(EXERCISE MATERIAL Opens)
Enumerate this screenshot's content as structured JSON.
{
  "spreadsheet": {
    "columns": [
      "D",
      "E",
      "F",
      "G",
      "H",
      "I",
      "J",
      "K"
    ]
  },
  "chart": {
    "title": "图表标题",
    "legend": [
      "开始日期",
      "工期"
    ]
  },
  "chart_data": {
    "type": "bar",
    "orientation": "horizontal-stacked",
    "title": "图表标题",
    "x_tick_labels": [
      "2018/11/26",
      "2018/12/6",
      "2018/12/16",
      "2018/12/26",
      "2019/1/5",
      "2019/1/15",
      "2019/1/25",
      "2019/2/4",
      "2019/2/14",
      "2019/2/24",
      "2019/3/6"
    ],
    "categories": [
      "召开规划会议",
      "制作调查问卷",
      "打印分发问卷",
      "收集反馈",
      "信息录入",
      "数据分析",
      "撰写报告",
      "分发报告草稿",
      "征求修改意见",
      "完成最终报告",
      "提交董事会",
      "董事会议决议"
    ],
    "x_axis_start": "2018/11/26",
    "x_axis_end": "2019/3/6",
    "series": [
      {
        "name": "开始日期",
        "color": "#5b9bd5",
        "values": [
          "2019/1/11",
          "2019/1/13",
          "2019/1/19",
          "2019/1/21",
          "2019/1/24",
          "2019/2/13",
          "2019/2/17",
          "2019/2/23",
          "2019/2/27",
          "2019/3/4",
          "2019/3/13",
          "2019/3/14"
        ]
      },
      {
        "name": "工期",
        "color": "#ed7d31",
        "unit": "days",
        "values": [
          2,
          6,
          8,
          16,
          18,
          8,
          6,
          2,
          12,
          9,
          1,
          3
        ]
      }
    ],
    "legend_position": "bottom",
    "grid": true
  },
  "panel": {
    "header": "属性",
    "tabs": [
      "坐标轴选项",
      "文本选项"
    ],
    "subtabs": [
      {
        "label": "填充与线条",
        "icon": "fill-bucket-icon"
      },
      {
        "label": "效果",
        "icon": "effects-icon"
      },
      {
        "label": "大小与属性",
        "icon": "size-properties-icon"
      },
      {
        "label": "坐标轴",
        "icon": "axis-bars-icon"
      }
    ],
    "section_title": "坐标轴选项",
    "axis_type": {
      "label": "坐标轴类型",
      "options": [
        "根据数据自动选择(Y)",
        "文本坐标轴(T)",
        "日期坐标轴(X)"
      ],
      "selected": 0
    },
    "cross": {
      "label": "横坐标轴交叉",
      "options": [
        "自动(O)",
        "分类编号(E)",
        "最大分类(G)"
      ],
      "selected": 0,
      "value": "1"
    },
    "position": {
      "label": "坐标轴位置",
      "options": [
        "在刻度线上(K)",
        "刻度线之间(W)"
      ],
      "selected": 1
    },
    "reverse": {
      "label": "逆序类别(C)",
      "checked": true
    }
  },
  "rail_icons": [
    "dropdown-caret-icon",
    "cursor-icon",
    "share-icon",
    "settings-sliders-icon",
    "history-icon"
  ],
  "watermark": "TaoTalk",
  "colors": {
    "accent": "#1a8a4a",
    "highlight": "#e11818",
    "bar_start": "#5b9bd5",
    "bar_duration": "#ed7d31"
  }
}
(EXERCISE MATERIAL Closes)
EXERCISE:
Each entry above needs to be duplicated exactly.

RESULT OF THE TASK:
Enumerate this screenshot's content as structured JSON.
{
  "spreadsheet": {
    "columns": [
      "D",
      "E",
      "F",
      "G",
      "H",
      "I",
      "J",
      "K"
    ]
  },
  "chart": {
    "title": "图表标题",
    "legend": [
      "开始日期",
      "工期"
    ]
  },
  "chart_data": {
    "type": "bar",
    "orientation": "horizontal-stacked",
    "title": "图表标题",
    "x_tick_labels": [
      "2018/11/26",
      "2018/12/6",
      "2018/12/16",
      "2018/12/26",
      "2019/1/5",
      "2019/1/15",
      "2019/1/25",
      "2019/2/4",
      "2019/2/14",
      "2019/2/24",
      "2019/3/6"
    ],
    "categories": [
      "召开规划会议",
      "制作调查问卷",
      "打印分发问卷",
      "收集反馈",
      "信息录入",
      "数据分析",
      "撰写报告",
      "分发报告草稿",
      "征求修改意见",
      "完成最终报告",
      "提交董事会",
      "董事会议决议"
    ],
    "x_axis_start": "2018/11/26",
    "x_axis_end": "2019/3/6",
    "series": [
      {
        "name": "开始日期",
        "color": "#5b9bd5",
        "values": [
          "2019/1/11",
          "2019/1/13",
          "2019/1/19",
          "2019/1/21",
          "2019/1/24",
          "2019/2/13",
          "2019/2/17",
          "2019/2/23",
          "2019/2/27",
          "2019/3/4",
          "2019/3/13",
          "2019/3/14"
        ]
      },
      {
        "name": "工期",
        "color": "#ed7d31",
        "unit": "days",
        "values": [
          2,
          6,
          8,
          16,
          18,
          8,
          6,
          2,
          12,
          9,
          1,
          3
        ]
      }
    ],
    "legend_position": "bottom",
    "grid": true
  },
  "panel": {
    "header": "属性",
    "tabs": [
      "坐标轴选项",
      "文本选项"
    ],
    "subtabs": [
      {
        "label": "填充与线条",
        "icon": "fill-bucket-icon"
      },
      {
        "label": "效果",
        "icon": "effects-icon"
      },
      {
        "label": "大小与属性",
        "icon": "size-properties-icon"
      },
      {
        "label": "坐标轴",
        "icon": "axis-bars-icon"
      }
    ],
    "section_title": "坐标轴选项",
    "axis_type": {
      "label": "坐标轴类型",
      "options": [
        "根据数据自动选择(Y)",
        "文本坐标轴(T)",
        "日期坐标轴(X)"
      ],
      "selected": 0
    },
    "cross": {
      "label": "横坐标轴交叉",
      "options": [
        "自动(O)",
        "分类编号(E)",
        "最大分类(G)"
      ],
      "selected": 0,
      "value": "1"
    },
    "position": {
      "label": "坐标轴位置",
      "options": [
        "在刻度线上(K)",
        "刻度线之间(W)"
      ],
      "selected": 1
    },
    "reverse": {
      "label": "逆序类别(C)",
      "checked": true
    }
  },
  "rail_icons": [
    "dropdown-caret-icon",
    "cursor-icon",
    "share-icon",
    "settings-sliders-icon",
    "history-icon"
  ],
  "watermark": "TaoTalk",
  "colors": {
    "accent": "#1a8a4a",
    "highlight": "#e11818",
    "bar_start": "#5b9bd5",
    "bar_duration": "#ed7d31"
  }
}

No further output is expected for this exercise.